◆ EXERCISE GOAL
In the copy, include every entry exactly but none of the pictures.

Segment Start: SOURCE INFORMATION

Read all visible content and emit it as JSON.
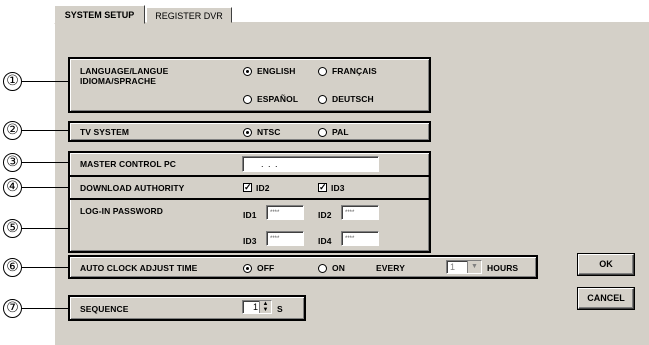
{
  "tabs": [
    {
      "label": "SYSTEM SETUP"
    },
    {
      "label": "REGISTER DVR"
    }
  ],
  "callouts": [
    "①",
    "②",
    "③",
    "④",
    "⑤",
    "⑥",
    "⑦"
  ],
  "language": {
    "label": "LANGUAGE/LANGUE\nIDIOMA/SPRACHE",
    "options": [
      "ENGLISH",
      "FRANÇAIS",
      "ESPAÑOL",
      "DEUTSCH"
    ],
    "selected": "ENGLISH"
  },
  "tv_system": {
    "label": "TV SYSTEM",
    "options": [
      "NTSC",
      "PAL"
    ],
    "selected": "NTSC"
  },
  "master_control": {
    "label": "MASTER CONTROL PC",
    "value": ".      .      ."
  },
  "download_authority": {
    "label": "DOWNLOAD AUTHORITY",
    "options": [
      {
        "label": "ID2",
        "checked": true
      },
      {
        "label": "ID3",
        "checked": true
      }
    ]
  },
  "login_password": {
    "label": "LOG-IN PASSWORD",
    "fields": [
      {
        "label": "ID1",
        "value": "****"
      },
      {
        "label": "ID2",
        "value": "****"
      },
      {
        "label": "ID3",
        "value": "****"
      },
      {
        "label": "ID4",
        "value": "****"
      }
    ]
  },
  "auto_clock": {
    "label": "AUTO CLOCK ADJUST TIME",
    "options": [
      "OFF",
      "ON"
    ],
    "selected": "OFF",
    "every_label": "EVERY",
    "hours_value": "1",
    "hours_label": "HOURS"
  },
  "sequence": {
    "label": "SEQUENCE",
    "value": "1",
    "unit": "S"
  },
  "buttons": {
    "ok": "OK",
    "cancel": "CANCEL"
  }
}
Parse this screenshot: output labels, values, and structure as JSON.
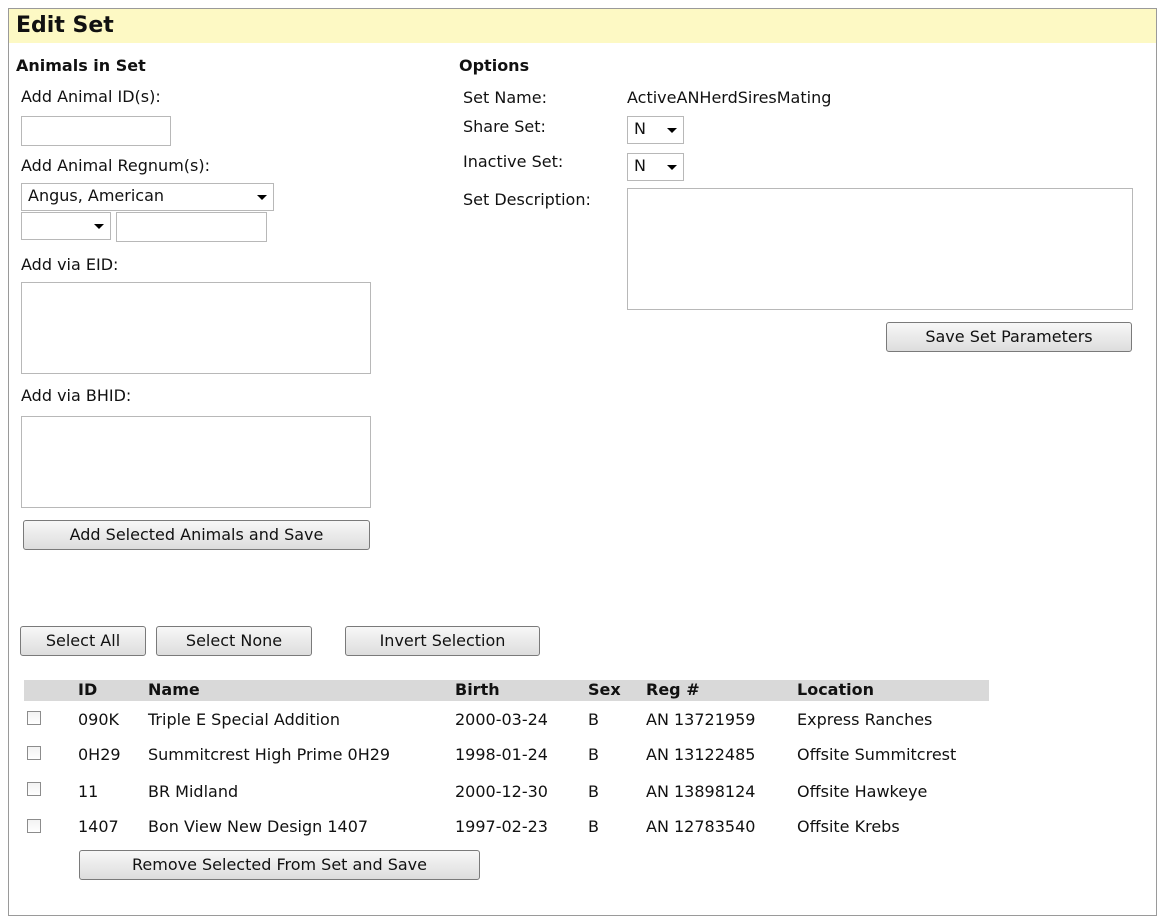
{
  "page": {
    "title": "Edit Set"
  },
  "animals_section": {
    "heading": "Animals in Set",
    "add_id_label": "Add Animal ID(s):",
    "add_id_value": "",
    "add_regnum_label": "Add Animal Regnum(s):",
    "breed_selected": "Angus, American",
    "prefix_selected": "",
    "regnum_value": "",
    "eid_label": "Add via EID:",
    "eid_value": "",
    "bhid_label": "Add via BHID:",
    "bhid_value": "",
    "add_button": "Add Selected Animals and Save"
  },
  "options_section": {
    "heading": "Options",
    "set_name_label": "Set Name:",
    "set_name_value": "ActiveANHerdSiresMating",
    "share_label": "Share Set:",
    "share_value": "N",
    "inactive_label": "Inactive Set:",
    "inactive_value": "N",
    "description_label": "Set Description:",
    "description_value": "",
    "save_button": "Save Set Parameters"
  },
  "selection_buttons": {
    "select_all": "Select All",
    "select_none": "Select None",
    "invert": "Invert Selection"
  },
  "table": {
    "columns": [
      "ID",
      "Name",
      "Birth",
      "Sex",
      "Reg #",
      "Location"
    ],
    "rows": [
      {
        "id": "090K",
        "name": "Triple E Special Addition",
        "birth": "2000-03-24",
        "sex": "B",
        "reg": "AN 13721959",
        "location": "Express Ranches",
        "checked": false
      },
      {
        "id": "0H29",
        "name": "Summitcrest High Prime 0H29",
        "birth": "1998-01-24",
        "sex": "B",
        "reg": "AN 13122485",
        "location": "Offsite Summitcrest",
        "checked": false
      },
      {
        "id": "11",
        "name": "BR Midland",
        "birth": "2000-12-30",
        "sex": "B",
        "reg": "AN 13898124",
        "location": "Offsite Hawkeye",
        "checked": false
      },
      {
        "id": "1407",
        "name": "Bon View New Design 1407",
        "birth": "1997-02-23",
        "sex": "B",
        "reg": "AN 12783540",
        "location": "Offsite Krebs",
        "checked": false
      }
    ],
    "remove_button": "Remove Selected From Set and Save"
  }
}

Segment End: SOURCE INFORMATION

◆ THE ANSWER
Read all visible content and emit it as JSON.
{
  "tabs": [
    {
      "label": "SYSTEM SETUP"
    },
    {
      "label": "REGISTER DVR"
    }
  ],
  "callouts": [
    "①",
    "②",
    "③",
    "④",
    "⑤",
    "⑥",
    "⑦"
  ],
  "language": {
    "label": "LANGUAGE/LANGUE\nIDIOMA/SPRACHE",
    "options": [
      "ENGLISH",
      "FRANÇAIS",
      "ESPAÑOL",
      "DEUTSCH"
    ],
    "selected": "ENGLISH"
  },
  "tv_system": {
    "label": "TV SYSTEM",
    "options": [
      "NTSC",
      "PAL"
    ],
    "selected": "NTSC"
  },
  "master_control": {
    "label": "MASTER CONTROL PC",
    "value": ".      .      ."
  },
  "download_authority": {
    "label": "DOWNLOAD AUTHORITY",
    "options": [
      {
        "label": "ID2",
        "checked": true
      },
      {
        "label": "ID3",
        "checked": true
      }
    ]
  },
  "login_password": {
    "label": "LOG-IN PASSWORD",
    "fields": [
      {
        "label": "ID1",
        "value": "****"
      },
      {
        "label": "ID2",
        "value": "****"
      },
      {
        "label": "ID3",
        "value": "****"
      },
      {
        "label": "ID4",
        "value": "****"
      }
    ]
  },
  "auto_clock": {
    "label": "AUTO CLOCK ADJUST TIME",
    "options": [
      "OFF",
      "ON"
    ],
    "selected": "OFF",
    "every_label": "EVERY",
    "hours_value": "1",
    "hours_label": "HOURS"
  },
  "sequence": {
    "label": "SEQUENCE",
    "value": "1",
    "unit": "S"
  },
  "buttons": {
    "ok": "OK",
    "cancel": "CANCEL"
  }
}
Parse this screenshot: output labels, values, and structure as JSON.
{
  "page": {
    "title": "Edit Set"
  },
  "animals_section": {
    "heading": "Animals in Set",
    "add_id_label": "Add Animal ID(s):",
    "add_id_value": "",
    "add_regnum_label": "Add Animal Regnum(s):",
    "breed_selected": "Angus, American",
    "prefix_selected": "",
    "regnum_value": "",
    "eid_label": "Add via EID:",
    "eid_value": "",
    "bhid_label": "Add via BHID:",
    "bhid_value": "",
    "add_button": "Add Selected Animals and Save"
  },
  "options_section": {
    "heading": "Options",
    "set_name_label": "Set Name:",
    "set_name_value": "ActiveANHerdSiresMating",
    "share_label": "Share Set:",
    "share_value": "N",
    "inactive_label": "Inactive Set:",
    "inactive_value": "N",
    "description_label": "Set Description:",
    "description_value": "",
    "save_button": "Save Set Parameters"
  },
  "selection_buttons": {
    "select_all": "Select All",
    "select_none": "Select None",
    "invert": "Invert Selection"
  },
  "table": {
    "columns": [
      "ID",
      "Name",
      "Birth",
      "Sex",
      "Reg #",
      "Location"
    ],
    "rows": [
      {
        "id": "090K",
        "name": "Triple E Special Addition",
        "birth": "2000-03-24",
        "sex": "B",
        "reg": "AN 13721959",
        "location": "Express Ranches",
        "checked": false
      },
      {
        "id": "0H29",
        "name": "Summitcrest High Prime 0H29",
        "birth": "1998-01-24",
        "sex": "B",
        "reg": "AN 13122485",
        "location": "Offsite Summitcrest",
        "checked": false
      },
      {
        "id": "11",
        "name": "BR Midland",
        "birth": "2000-12-30",
        "sex": "B",
        "reg": "AN 13898124",
        "location": "Offsite Hawkeye",
        "checked": false
      },
      {
        "id": "1407",
        "name": "Bon View New Design 1407",
        "birth": "1997-02-23",
        "sex": "B",
        "reg": "AN 12783540",
        "location": "Offsite Krebs",
        "checked": false
      }
    ],
    "remove_button": "Remove Selected From Set and Save"
  }
}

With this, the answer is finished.